“I think I’ve managed to separate my experience with [the label] and my younger, idealized view of it,” says Freeman in between bites of french fries. “I still think it’s cool to see the Rev star on a record we made.
“And honestly, it wasn’t that bad. Bob Shedd (former A&R for Revelation), who was there when we were there, was really great. They never pulled any weird shit… they were very hands off, but, like, almost too hands off. It felt like their mail order was where the money was, so that’s where they put their effort. Which is fine.”
Between 2006’s Facetious and the new album, The Unquotable A.M.H., the Shooks kept busy, releasing split EPs with the likes of End of a Year and Japan’s Easel. The latter EP contains a call to arms for gay rights with “Order Form.”
“The content has gotten attention from people, and it’s good attention,” explains Freeman. “Sometimes there’s a stigma against a band trying to be a political band… but those are usually bands like Anti-Flag… who are stating the obvious. Maybe their hearts are in the right place, but they could say it a little more intelligently.
“I definitely don’t write any songs that are super political on the new record. I would like to think that we could influence peoples’ opinions on things with certain songs, but I doubt we can be a band where every song is about that one topic.”
For the band’s latest LP, The Unquotable A.M.H., they have a new label, Paper + Plastick, an imprint run by former Fueled by Ramen founder and Less than Jake drummer, Vinnie Fiorello.
“[Vinnie] seemed pretty cool,” says Freeman. “He didn’t ever come at us like, ‘Okay, here’s the deal, here’s what it is… blah blah.’ To sum it up, he was like, ‘I just want to put out records that I think are awesome,’ and that was it.
“Recording was amazing because we did whatever we wanted with whoever we wanted, and he’s like, ‘Okay, invoice me.'”
While it’s not as punishing as Sixteen, The Unquotable A.M.H. further solidifies the Shook Ones’ sound, which, at this point, has transcended their status from being a Dan Yemin cover band (Yemin was the guitarist for both Lifetime and Kid Dynamite and once appeared as a repetitious influence of the Shook Ones’) to a band coming into its own sound, personality, and style.
“Honestly, I think this record is how I imagined how things would sound. Our drummer now is super solid and really tempo conscious, so a lot of the melodies and stuff just came out how I planned them and developed better because there’s a lot of space,” says Freeman.
For their new album, Freeman and company are taking it at their own pace, with Fiorello’s support and recommendation.
“Vinnie is the coolest dude ever and he fully knows. He’s like, ‘I know you guys don’t want to tour a ton; it’s cool. There’s ways to make people excited about your band and sell records without you having to go on tour for nine months out of the year.’
“We were in Europe for almost four weeks and a few of the guys lost their jobs and someone’s cell phone got turned off because they don’t have money.
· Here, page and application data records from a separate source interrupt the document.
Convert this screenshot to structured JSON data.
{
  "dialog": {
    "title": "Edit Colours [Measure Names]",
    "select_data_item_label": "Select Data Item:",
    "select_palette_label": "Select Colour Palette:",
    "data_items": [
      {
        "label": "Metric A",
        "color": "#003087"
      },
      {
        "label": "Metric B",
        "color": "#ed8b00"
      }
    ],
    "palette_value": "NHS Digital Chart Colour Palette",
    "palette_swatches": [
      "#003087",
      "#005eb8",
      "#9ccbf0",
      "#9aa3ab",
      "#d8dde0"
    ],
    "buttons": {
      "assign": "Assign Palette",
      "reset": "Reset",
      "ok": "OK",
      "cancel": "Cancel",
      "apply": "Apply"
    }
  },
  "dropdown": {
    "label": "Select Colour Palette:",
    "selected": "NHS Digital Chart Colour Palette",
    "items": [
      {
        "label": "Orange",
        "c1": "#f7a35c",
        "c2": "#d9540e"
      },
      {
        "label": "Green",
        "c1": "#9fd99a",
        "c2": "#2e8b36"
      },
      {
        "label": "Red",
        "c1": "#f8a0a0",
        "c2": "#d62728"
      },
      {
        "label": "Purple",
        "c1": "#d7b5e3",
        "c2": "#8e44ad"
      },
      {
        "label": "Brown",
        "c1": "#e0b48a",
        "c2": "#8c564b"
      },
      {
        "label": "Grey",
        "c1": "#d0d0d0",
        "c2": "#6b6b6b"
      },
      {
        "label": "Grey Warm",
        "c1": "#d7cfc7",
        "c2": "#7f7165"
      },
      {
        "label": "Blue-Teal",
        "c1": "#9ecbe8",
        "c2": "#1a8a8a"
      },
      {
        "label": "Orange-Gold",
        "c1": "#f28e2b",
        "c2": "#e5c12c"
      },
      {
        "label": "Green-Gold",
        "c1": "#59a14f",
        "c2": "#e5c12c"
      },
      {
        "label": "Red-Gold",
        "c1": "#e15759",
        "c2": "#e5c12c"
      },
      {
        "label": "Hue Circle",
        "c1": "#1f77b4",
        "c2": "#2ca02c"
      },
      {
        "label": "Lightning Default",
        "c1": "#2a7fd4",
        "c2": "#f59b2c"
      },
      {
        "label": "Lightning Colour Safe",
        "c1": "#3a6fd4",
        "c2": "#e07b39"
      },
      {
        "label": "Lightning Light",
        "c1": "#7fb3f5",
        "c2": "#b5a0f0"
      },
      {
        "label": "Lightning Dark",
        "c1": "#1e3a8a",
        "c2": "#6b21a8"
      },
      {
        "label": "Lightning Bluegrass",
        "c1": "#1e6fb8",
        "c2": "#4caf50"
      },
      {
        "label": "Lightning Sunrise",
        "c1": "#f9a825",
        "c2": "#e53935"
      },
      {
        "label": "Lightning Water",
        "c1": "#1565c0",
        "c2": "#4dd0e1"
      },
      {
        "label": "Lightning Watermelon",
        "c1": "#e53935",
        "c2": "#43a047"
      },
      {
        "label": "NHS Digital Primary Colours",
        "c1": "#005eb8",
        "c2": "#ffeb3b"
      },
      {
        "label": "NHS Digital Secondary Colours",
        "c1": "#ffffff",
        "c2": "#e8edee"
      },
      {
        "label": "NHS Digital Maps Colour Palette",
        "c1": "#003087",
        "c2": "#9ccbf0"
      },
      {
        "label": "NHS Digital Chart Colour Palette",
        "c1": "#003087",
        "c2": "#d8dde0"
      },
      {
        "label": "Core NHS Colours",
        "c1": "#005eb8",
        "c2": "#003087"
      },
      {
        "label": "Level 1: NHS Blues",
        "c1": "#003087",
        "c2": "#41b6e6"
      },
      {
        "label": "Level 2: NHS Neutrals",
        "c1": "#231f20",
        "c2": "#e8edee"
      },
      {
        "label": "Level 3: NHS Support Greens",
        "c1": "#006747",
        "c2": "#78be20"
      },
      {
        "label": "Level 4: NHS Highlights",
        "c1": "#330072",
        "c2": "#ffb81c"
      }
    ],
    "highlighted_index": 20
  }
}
That shit’s okay for awhile, but if you expect to have no money a few times out of the year because of tour, it gets old after five years.”
The band is currently firming up for a touring schedule for the fall, where they will be participating in this year’s popular extravaganza in Gainesville, Florida’s The Fest. Still, even with a possibly limited touring schedule, Freeman says that Shook Ones’ overall intentions with their music is to create a relateable audio palate.
“You could maybe catch the ear of someone who, on a strictly aesthetic basis, is not so into [our music], but if they read [the lyrics], it’s amazing what the words of a song can do,” says Freeman. “I’m glad that there are people out there who wouldn’t [generally] be into Shook Ones, but then they read something, and something about what they read helps them get over the aesthetic quality.”